■ Assignment ■
What you return must match the records below exactly, apart from the omitted pictures.

Entries from a dataset of interfaces
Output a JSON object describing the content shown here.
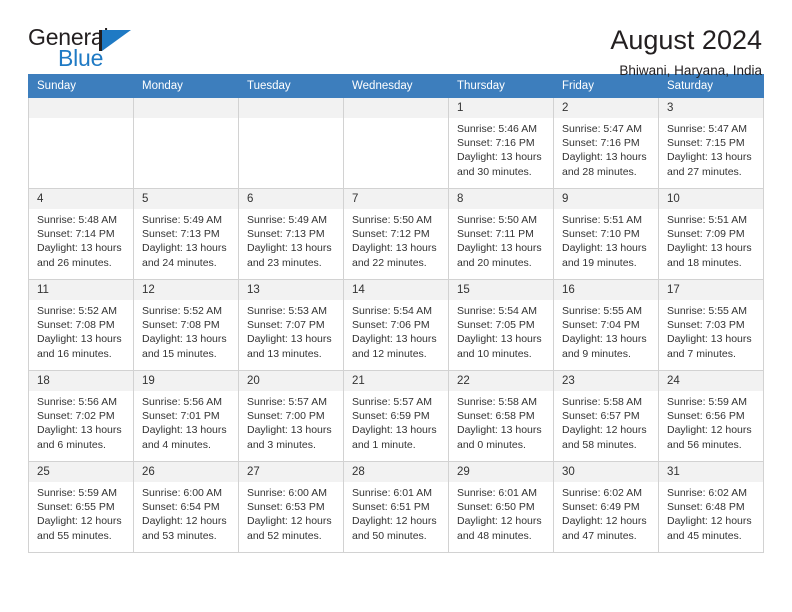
{
  "brand": {
    "name_part1": "General",
    "name_part2": "Blue",
    "accent_color": "#1f7ac4"
  },
  "header": {
    "title": "August 2024",
    "subtitle": "Bhiwani, Haryana, India"
  },
  "calendar": {
    "header_bg": "#3d7ebd",
    "weekdays": [
      "Sunday",
      "Monday",
      "Tuesday",
      "Wednesday",
      "Thursday",
      "Friday",
      "Saturday"
    ],
    "weeks": [
      [
        {
          "day": "",
          "empty": true
        },
        {
          "day": "",
          "empty": true
        },
        {
          "day": "",
          "empty": true
        },
        {
          "day": "",
          "empty": true
        },
        {
          "day": "1",
          "sunrise": "Sunrise: 5:46 AM",
          "sunset": "Sunset: 7:16 PM",
          "daylight1": "Daylight: 13 hours",
          "daylight2": "and 30 minutes."
        },
        {
          "day": "2",
          "sunrise": "Sunrise: 5:47 AM",
          "sunset": "Sunset: 7:16 PM",
          "daylight1": "Daylight: 13 hours",
          "daylight2": "and 28 minutes."
        },
        {
          "day": "3",
          "sunrise": "Sunrise: 5:47 AM",
          "sunset": "Sunset: 7:15 PM",
          "daylight1": "Daylight: 13 hours",
          "daylight2": "and 27 minutes."
        }
      ],
      [
        {
          "day": "4",
          "sunrise": "Sunrise: 5:48 AM",
          "sunset": "Sunset: 7:14 PM",
          "daylight1": "Daylight: 13 hours",
          "daylight2": "and 26 minutes."
        },
        {
          "day": "5",
          "sunrise": "Sunrise: 5:49 AM",
          "sunset": "Sunset: 7:13 PM",
          "daylight1": "Daylight: 13 hours",
          "daylight2": "and 24 minutes."
        },
        {
          "day": "6",
          "sunrise": "Sunrise: 5:49 AM",
          "sunset": "Sunset: 7:13 PM",
          "daylight1": "Daylight: 13 hours",
          "daylight2": "and 23 minutes."
        },
        {
          "day": "7",
          "sunrise": "Sunrise: 5:50 AM",
          "sunset": "Sunset: 7:12 PM",
          "daylight1": "Daylight: 13 hours",
          "daylight2": "and 22 minutes."
        },
        {
          "day": "8",
          "sunrise": "Sunrise: 5:50 AM",
          "sunset": "Sunset: 7:11 PM",
          "daylight1": "Daylight: 13 hours",
          "daylight2": "and 20 minutes."
        },
        {
          "day": "9",
          "sunrise": "Sunrise: 5:51 AM",
          "sunset": "Sunset: 7:10 PM",
          "daylight1": "Daylight: 13 hours",
          "daylight2": "and 19 minutes."
        },
        {
          "day": "10",
          "sunrise": "Sunrise: 5:51 AM",
          "sunset": "Sunset: 7:09 PM",
          "daylight1": "Daylight: 13 hours",
          "daylight2": "and 18 minutes."
        }
      ],
      [
        {
          "day": "11",
          "sunrise": "Sunrise: 5:52 AM",
          "sunset": "Sunset: 7:08 PM",
          "daylight1": "Daylight: 13 hours",
          "daylight2": "and 16 minutes."
        },
        {
          "day": "12",
          "sunrise": "Sunrise: 5:52 AM",
          "sunset": "Sunset: 7:08 PM",
          "daylight1": "Daylight: 13 hours",
          "daylight2": "and 15 minutes."
        },
        {
          "day": "13",
          "sunrise": "Sunrise: 5:53 AM",
          "sunset": "Sunset: 7:07 PM",
          "daylight1": "Daylight: 13 hours",
          "daylight2": "and 13 minutes."
        },
        {
          "day": "14",
          "sunrise": "Sunrise: 5:54 AM",
          "sunset": "Sunset: 7:06 PM",
          "daylight1": "Daylight: 13 hours",
          "daylight2": "and 12 minutes."
        },
        {
          "day": "15",
          "sunrise": "Sunrise: 5:54 AM",
          "sunset": "Sunset: 7:05 PM",
          "daylight1": "Daylight: 13 hours",
          "daylight2": "and 10 minutes."
        },
        {
          "day": "16",
          "sunrise": "Sunrise: 5:55 AM",
          "sunset": "Sunset: 7:04 PM",
          "daylight1": "Daylight: 13 hours",
          "daylight2": "and 9 minutes."
        },
        {
          "day": "17",
          "sunrise": "Sunrise: 5:55 AM",
          "sunset": "Sunset: 7:03 PM",
          "daylight1": "Daylight: 13 hours",
          "daylight2": "and 7 minutes."
        }
      ],
      [
        {
          "day": "18",
          "sunrise": "Sunrise: 5:56 AM",
          "sunset": "Sunset: 7:02 PM",
          "daylight1": "Daylight: 13 hours",
          "daylight2": "and 6 minutes."
        },
        {
          "day": "19",
          "sunrise": "Sunrise: 5:56 AM",
          "sunset": "Sunset: 7:01 PM",
          "daylight1": "Daylight: 13 hours",
          "daylight2": "and 4 minutes."
        },
        {
          "day": "20",
          "sunrise": "Sunrise: 5:57 AM",
          "sunset": "Sunset: 7:00 PM",
          "daylight1": "Daylight: 13 hours",
          "daylight2": "and 3 minutes."
        },
        {
          "day": "21",
          "sunrise": "Sunrise: 5:57 AM",
          "sunset": "Sunset: 6:59 PM",
          "daylight1": "Daylight: 13 hours",
          "daylight2": "and 1 minute."
        },
        {
          "day": "22",
          "sunrise": "Sunrise: 5:58 AM",
          "sunset": "Sunset: 6:58 PM",
          "daylight1": "Daylight: 13 hours",
          "daylight2": "and 0 minutes."
        },
        {
          "day": "23",
          "sunrise": "Sunrise: 5:58 AM",
          "sunset": "Sunset: 6:57 PM",
          "daylight1": "Daylight: 12 hours",
          "daylight2": "and 58 minutes."
        },
        {
          "day": "24",
          "sunrise": "Sunrise: 5:59 AM",
          "sunset": "Sunset: 6:56 PM",
          "daylight1": "Daylight: 12 hours",
          "daylight2": "and 56 minutes."
        }
      ],
      [
        {
          "day": "25",
          "sunrise": "Sunrise: 5:59 AM",
          "sunset": "Sunset: 6:55 PM",
          "daylight1": "Daylight: 12 hours",
          "daylight2": "and 55 minutes."
        },
        {
          "day": "26",
          "sunrise": "Sunrise: 6:00 AM",
          "sunset": "Sunset: 6:54 PM",
          "daylight1": "Daylight: 12 hours",
          "daylight2": "and 53 minutes."
        },
        {
          "day": "27",
          "sunrise": "Sunrise: 6:00 AM",
          "sunset": "Sunset: 6:53 PM",
          "daylight1": "Daylight: 12 hours",
          "daylight2": "and 52 minutes."
        },
        {
          "day": "28",
          "sunrise": "Sunrise: 6:01 AM",
          "sunset": "Sunset: 6:51 PM",
          "daylight1": "Daylight: 12 hours",
          "daylight2": "and 50 minutes."
        },
        {
          "day": "29",
          "sunrise": "Sunrise: 6:01 AM",
          "sunset": "Sunset: 6:50 PM",
          "daylight1": "Daylight: 12 hours",
          "daylight2": "and 48 minutes."
        },
        {
          "day": "30",
          "sunrise": "Sunrise: 6:02 AM",
          "sunset": "Sunset: 6:49 PM",
          "daylight1": "Daylight: 12 hours",
          "daylight2": "and 47 minutes."
        },
        {
          "day": "31",
          "sunrise": "Sunrise: 6:02 AM",
          "sunset": "Sunset: 6:48 PM",
          "daylight1": "Daylight: 12 hours",
          "daylight2": "and 45 minutes."
        }
      ]
    ]
  }
}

■ Worked solution ■
Output a JSON object describing the content shown here.
{
  "brand": {
    "name_part1": "General",
    "name_part2": "Blue",
    "accent_color": "#1f7ac4"
  },
  "header": {
    "title": "August 2024",
    "subtitle": "Bhiwani, Haryana, India"
  },
  "calendar": {
    "header_bg": "#3d7ebd",
    "weekdays": [
      "Sunday",
      "Monday",
      "Tuesday",
      "Wednesday",
      "Thursday",
      "Friday",
      "Saturday"
    ],
    "weeks": [
      [
        {
          "day": "",
          "empty": true
        },
        {
          "day": "",
          "empty": true
        },
        {
          "day": "",
          "empty": true
        },
        {
          "day": "",
          "empty": true
        },
        {
          "day": "1",
          "sunrise": "Sunrise: 5:46 AM",
          "sunset": "Sunset: 7:16 PM",
          "daylight1": "Daylight: 13 hours",
          "daylight2": "and 30 minutes."
        },
        {
          "day": "2",
          "sunrise": "Sunrise: 5:47 AM",
          "sunset": "Sunset: 7:16 PM",
          "daylight1": "Daylight: 13 hours",
          "daylight2": "and 28 minutes."
        },
        {
          "day": "3",
          "sunrise": "Sunrise: 5:47 AM",
          "sunset": "Sunset: 7:15 PM",
          "daylight1": "Daylight: 13 hours",
          "daylight2": "and 27 minutes."
        }
      ],
      [
        {
          "day": "4",
          "sunrise": "Sunrise: 5:48 AM",
          "sunset": "Sunset: 7:14 PM",
          "daylight1": "Daylight: 13 hours",
          "daylight2": "and 26 minutes."
        },
        {
          "day": "5",
          "sunrise": "Sunrise: 5:49 AM",
          "sunset": "Sunset: 7:13 PM",
          "daylight1": "Daylight: 13 hours",
          "daylight2": "and 24 minutes."
        },
        {
          "day": "6",
          "sunrise": "Sunrise: 5:49 AM",
          "sunset": "Sunset: 7:13 PM",
          "daylight1": "Daylight: 13 hours",
          "daylight2": "and 23 minutes."
        },
        {
          "day": "7",
          "sunrise": "Sunrise: 5:50 AM",
          "sunset": "Sunset: 7:12 PM",
          "daylight1": "Daylight: 13 hours",
          "daylight2": "and 22 minutes."
        },
        {
          "day": "8",
          "sunrise": "Sunrise: 5:50 AM",
          "sunset": "Sunset: 7:11 PM",
          "daylight1": "Daylight: 13 hours",
          "daylight2": "and 20 minutes."
        },
        {
          "day": "9",
          "sunrise": "Sunrise: 5:51 AM",
          "sunset": "Sunset: 7:10 PM",
          "daylight1": "Daylight: 13 hours",
          "daylight2": "and 19 minutes."
        },
        {
          "day": "10",
          "sunrise": "Sunrise: 5:51 AM",
          "sunset": "Sunset: 7:09 PM",
          "daylight1": "Daylight: 13 hours",
          "daylight2": "and 18 minutes."
        }
      ],
      [
        {
          "day": "11",
          "sunrise": "Sunrise: 5:52 AM",
          "sunset": "Sunset: 7:08 PM",
          "daylight1": "Daylight: 13 hours",
          "daylight2": "and 16 minutes."
        },
        {
          "day": "12",
          "sunrise": "Sunrise: 5:52 AM",
          "sunset": "Sunset: 7:08 PM",
          "daylight1": "Daylight: 13 hours",
          "daylight2": "and 15 minutes."
        },
        {
          "day": "13",
          "sunrise": "Sunrise: 5:53 AM",
          "sunset": "Sunset: 7:07 PM",
          "daylight1": "Daylight: 13 hours",
          "daylight2": "and 13 minutes."
        },
        {
          "day": "14",
          "sunrise": "Sunrise: 5:54 AM",
          "sunset": "Sunset: 7:06 PM",
          "daylight1": "Daylight: 13 hours",
          "daylight2": "and 12 minutes."
        },
        {
          "day": "15",
          "sunrise": "Sunrise: 5:54 AM",
          "sunset": "Sunset: 7:05 PM",
          "daylight1": "Daylight: 13 hours",
          "daylight2": "and 10 minutes."
        },
        {
          "day": "16",
          "sunrise": "Sunrise: 5:55 AM",
          "sunset": "Sunset: 7:04 PM",
          "daylight1": "Daylight: 13 hours",
          "daylight2": "and 9 minutes."
        },
        {
          "day": "17",
          "sunrise": "Sunrise: 5:55 AM",
          "sunset": "Sunset: 7:03 PM",
          "daylight1": "Daylight: 13 hours",
          "daylight2": "and 7 minutes."
        }
      ],
      [
        {
          "day": "18",
          "sunrise": "Sunrise: 5:56 AM",
          "sunset": "Sunset: 7:02 PM",
          "daylight1": "Daylight: 13 hours",
          "daylight2": "and 6 minutes."
        },
        {
          "day": "19",
          "sunrise": "Sunrise: 5:56 AM",
          "sunset": "Sunset: 7:01 PM",
          "daylight1": "Daylight: 13 hours",
          "daylight2": "and 4 minutes."
        },
        {
          "day": "20",
          "sunrise": "Sunrise: 5:57 AM",
          "sunset": "Sunset: 7:00 PM",
          "daylight1": "Daylight: 13 hours",
          "daylight2": "and 3 minutes."
        },
        {
          "day": "21",
          "sunrise": "Sunrise: 5:57 AM",
          "sunset": "Sunset: 6:59 PM",
          "daylight1": "Daylight: 13 hours",
          "daylight2": "and 1 minute."
        },
        {
          "day": "22",
          "sunrise": "Sunrise: 5:58 AM",
          "sunset": "Sunset: 6:58 PM",
          "daylight1": "Daylight: 13 hours",
          "daylight2": "and 0 minutes."
        },
        {
          "day": "23",
          "sunrise": "Sunrise: 5:58 AM",
          "sunset": "Sunset: 6:57 PM",
          "daylight1": "Daylight: 12 hours",
          "daylight2": "and 58 minutes."
        },
        {
          "day": "24",
          "sunrise": "Sunrise: 5:59 AM",
          "sunset": "Sunset: 6:56 PM",
          "daylight1": "Daylight: 12 hours",
          "daylight2": "and 56 minutes."
        }
      ],
      [
        {
          "day": "25",
          "sunrise": "Sunrise: 5:59 AM",
          "sunset": "Sunset: 6:55 PM",
          "daylight1": "Daylight: 12 hours",
          "daylight2": "and 55 minutes."
        },
        {
          "day": "26",
          "sunrise": "Sunrise: 6:00 AM",
          "sunset": "Sunset: 6:54 PM",
          "daylight1": "Daylight: 12 hours",
          "daylight2": "and 53 minutes."
        },
        {
          "day": "27",
          "sunrise": "Sunrise: 6:00 AM",
          "sunset": "Sunset: 6:53 PM",
          "daylight1": "Daylight: 12 hours",
          "daylight2": "and 52 minutes."
        },
        {
          "day": "28",
          "sunrise": "Sunrise: 6:01 AM",
          "sunset": "Sunset: 6:51 PM",
          "daylight1": "Daylight: 12 hours",
          "daylight2": "and 50 minutes."
        },
        {
          "day": "29",
          "sunrise": "Sunrise: 6:01 AM",
          "sunset": "Sunset: 6:50 PM",
          "daylight1": "Daylight: 12 hours",
          "daylight2": "and 48 minutes."
        },
        {
          "day": "30",
          "sunrise": "Sunrise: 6:02 AM",
          "sunset": "Sunset: 6:49 PM",
          "daylight1": "Daylight: 12 hours",
          "daylight2": "and 47 minutes."
        },
        {
          "day": "31",
          "sunrise": "Sunrise: 6:02 AM",
          "sunset": "Sunset: 6:48 PM",
          "daylight1": "Daylight: 12 hours",
          "daylight2": "and 45 minutes."
        }
      ]
    ]
  }
}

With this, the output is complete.